[[ Input records open ]]

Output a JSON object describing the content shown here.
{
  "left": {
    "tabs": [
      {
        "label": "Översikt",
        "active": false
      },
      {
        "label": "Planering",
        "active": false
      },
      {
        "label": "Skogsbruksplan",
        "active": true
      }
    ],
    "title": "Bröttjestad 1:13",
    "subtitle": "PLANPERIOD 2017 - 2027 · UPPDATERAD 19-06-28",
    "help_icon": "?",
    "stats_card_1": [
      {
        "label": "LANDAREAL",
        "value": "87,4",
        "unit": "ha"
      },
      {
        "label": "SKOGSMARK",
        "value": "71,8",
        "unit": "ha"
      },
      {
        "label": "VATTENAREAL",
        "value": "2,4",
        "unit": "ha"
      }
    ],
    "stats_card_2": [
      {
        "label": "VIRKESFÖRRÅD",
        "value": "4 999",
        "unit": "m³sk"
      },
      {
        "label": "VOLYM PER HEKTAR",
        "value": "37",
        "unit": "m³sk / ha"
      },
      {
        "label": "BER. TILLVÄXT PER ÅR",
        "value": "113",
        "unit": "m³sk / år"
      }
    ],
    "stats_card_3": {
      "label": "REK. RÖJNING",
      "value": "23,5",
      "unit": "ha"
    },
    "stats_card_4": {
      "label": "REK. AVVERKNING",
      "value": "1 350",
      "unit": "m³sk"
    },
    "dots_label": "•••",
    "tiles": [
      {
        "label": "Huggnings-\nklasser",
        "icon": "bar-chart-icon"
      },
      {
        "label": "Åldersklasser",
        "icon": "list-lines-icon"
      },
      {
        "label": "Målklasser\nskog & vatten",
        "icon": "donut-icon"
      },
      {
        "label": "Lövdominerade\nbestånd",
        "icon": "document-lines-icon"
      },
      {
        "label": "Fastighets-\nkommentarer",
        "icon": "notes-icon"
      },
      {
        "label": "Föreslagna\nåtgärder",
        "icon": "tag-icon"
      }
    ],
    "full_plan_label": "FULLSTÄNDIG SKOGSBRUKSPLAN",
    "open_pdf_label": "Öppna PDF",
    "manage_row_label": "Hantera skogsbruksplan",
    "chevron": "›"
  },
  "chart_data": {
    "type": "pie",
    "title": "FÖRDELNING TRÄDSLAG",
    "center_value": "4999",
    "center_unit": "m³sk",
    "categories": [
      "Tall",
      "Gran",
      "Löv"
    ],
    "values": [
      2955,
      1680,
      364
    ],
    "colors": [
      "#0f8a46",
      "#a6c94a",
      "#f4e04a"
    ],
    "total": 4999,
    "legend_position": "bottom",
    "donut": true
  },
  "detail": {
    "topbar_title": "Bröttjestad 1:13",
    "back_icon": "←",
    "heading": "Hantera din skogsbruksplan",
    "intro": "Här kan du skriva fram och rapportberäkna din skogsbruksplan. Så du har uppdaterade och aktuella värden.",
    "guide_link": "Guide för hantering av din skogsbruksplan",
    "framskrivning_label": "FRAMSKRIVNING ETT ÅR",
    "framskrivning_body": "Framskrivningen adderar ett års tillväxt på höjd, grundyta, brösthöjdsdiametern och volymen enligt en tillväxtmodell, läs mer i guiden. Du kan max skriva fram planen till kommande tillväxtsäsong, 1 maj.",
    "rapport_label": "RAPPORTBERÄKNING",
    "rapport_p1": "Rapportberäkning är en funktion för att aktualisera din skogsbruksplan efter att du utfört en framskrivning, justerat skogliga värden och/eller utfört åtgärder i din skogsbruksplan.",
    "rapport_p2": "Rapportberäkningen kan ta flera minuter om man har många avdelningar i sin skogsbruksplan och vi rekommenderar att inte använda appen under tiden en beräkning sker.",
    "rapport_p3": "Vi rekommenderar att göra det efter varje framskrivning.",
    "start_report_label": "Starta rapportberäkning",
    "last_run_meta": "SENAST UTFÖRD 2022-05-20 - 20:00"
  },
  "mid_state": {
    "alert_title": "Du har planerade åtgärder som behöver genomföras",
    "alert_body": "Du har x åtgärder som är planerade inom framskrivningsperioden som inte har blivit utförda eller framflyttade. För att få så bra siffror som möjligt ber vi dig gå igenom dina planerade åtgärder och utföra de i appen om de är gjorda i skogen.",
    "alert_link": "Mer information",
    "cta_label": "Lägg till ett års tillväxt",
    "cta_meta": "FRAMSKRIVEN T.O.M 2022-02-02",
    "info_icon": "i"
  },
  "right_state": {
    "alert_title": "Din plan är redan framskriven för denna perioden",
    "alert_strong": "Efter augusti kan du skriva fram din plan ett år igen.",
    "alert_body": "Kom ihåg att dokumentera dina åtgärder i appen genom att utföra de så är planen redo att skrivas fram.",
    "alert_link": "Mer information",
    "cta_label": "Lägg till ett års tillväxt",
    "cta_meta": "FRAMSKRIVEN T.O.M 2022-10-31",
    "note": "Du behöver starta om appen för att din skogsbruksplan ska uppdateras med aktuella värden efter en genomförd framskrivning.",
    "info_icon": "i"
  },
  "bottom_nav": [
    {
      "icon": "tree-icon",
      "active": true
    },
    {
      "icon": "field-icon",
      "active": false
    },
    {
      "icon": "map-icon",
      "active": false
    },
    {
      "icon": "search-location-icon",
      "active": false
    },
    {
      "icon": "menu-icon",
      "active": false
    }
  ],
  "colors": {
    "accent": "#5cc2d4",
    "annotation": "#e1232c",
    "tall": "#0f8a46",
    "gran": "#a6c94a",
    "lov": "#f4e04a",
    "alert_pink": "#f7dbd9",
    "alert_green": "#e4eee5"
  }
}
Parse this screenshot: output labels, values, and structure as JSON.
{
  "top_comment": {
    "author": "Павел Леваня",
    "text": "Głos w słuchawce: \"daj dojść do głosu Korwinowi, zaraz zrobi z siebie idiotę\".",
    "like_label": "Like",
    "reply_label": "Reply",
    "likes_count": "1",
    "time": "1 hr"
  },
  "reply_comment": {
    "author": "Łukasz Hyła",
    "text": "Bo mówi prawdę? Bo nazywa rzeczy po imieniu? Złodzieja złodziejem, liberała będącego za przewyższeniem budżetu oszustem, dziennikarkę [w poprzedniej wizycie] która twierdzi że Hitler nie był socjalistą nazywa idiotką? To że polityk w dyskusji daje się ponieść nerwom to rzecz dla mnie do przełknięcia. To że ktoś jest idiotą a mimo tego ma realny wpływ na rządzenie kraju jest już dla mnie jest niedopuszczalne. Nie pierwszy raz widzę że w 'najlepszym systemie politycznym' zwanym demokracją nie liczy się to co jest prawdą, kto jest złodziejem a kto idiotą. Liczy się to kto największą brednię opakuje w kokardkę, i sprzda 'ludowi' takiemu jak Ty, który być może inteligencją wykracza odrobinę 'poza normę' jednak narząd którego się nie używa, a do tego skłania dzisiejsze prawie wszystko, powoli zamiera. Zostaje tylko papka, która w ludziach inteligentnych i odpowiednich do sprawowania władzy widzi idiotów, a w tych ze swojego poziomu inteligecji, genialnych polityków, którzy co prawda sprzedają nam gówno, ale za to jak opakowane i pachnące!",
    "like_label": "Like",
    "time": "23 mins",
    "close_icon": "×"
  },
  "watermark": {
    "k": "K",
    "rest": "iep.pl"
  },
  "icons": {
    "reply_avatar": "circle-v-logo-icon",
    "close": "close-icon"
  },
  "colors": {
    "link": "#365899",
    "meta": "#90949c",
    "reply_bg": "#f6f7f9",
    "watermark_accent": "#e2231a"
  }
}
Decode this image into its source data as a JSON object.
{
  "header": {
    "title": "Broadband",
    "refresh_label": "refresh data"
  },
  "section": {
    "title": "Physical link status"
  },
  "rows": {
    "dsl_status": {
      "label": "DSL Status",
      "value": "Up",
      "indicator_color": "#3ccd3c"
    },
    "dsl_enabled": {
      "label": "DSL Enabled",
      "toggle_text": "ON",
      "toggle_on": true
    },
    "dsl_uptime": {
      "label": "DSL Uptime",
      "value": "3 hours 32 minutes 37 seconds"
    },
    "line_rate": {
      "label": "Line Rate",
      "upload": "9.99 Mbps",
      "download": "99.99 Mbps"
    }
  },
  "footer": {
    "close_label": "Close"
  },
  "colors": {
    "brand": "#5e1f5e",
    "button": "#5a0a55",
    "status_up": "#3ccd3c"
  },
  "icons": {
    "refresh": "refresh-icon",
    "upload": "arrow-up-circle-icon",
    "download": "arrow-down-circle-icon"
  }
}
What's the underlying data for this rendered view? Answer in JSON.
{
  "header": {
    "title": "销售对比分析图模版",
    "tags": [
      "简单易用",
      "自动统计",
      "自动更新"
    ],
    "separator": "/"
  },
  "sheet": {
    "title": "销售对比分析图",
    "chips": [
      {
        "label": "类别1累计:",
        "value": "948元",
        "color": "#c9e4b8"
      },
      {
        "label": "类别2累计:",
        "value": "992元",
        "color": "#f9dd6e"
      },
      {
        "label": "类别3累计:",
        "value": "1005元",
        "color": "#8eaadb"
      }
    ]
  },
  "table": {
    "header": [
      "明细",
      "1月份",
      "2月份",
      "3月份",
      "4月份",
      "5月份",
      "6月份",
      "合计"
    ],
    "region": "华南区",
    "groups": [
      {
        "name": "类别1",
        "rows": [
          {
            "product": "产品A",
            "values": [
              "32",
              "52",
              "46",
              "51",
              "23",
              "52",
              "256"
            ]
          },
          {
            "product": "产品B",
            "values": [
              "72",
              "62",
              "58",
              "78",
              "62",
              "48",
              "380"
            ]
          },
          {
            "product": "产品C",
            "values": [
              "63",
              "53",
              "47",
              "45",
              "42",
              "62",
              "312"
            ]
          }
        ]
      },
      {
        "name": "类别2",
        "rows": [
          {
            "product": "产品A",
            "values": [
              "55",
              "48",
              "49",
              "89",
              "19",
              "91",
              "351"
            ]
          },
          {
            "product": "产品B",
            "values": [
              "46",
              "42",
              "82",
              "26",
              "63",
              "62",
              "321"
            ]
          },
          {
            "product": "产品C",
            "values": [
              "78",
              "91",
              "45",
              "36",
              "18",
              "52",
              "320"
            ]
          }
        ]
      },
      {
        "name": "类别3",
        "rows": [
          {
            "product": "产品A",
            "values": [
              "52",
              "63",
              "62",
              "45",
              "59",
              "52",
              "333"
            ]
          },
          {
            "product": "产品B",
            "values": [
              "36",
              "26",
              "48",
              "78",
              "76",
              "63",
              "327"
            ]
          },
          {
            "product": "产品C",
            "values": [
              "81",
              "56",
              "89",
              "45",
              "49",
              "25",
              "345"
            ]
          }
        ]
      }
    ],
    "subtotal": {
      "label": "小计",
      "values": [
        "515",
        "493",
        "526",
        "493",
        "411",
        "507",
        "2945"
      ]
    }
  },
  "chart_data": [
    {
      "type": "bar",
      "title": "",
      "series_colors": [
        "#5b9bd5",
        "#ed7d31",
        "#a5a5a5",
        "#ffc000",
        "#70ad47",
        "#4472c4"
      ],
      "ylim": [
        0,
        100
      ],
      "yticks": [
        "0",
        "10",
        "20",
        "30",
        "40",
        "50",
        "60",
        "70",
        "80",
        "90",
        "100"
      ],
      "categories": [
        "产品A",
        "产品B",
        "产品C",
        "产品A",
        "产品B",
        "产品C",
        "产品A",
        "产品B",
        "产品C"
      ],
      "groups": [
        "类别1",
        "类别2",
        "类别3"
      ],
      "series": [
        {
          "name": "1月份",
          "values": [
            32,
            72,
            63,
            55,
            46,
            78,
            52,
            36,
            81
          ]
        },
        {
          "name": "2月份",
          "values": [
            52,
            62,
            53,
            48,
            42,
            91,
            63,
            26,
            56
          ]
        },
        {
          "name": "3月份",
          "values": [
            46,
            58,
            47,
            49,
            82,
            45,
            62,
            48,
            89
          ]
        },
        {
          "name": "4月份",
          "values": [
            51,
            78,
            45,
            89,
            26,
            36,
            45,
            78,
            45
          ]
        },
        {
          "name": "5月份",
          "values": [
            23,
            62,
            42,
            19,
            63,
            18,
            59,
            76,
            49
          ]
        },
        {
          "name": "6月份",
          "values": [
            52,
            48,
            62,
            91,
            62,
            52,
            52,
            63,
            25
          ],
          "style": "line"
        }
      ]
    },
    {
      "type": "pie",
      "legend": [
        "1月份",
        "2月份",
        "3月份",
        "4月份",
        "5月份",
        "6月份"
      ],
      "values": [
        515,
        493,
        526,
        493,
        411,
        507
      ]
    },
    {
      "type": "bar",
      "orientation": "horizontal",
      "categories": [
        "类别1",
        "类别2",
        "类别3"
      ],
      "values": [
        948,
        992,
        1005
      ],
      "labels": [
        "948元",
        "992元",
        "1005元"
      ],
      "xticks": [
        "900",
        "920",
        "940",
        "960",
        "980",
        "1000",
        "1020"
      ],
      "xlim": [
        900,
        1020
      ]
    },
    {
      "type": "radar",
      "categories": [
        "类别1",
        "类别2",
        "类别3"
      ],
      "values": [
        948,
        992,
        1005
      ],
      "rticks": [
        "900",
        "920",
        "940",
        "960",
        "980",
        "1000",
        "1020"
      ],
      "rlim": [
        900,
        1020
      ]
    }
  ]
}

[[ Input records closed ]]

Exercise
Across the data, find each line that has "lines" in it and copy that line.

Result
        "icon": "list-lines-icon"
        "icon": "document-lines-icon"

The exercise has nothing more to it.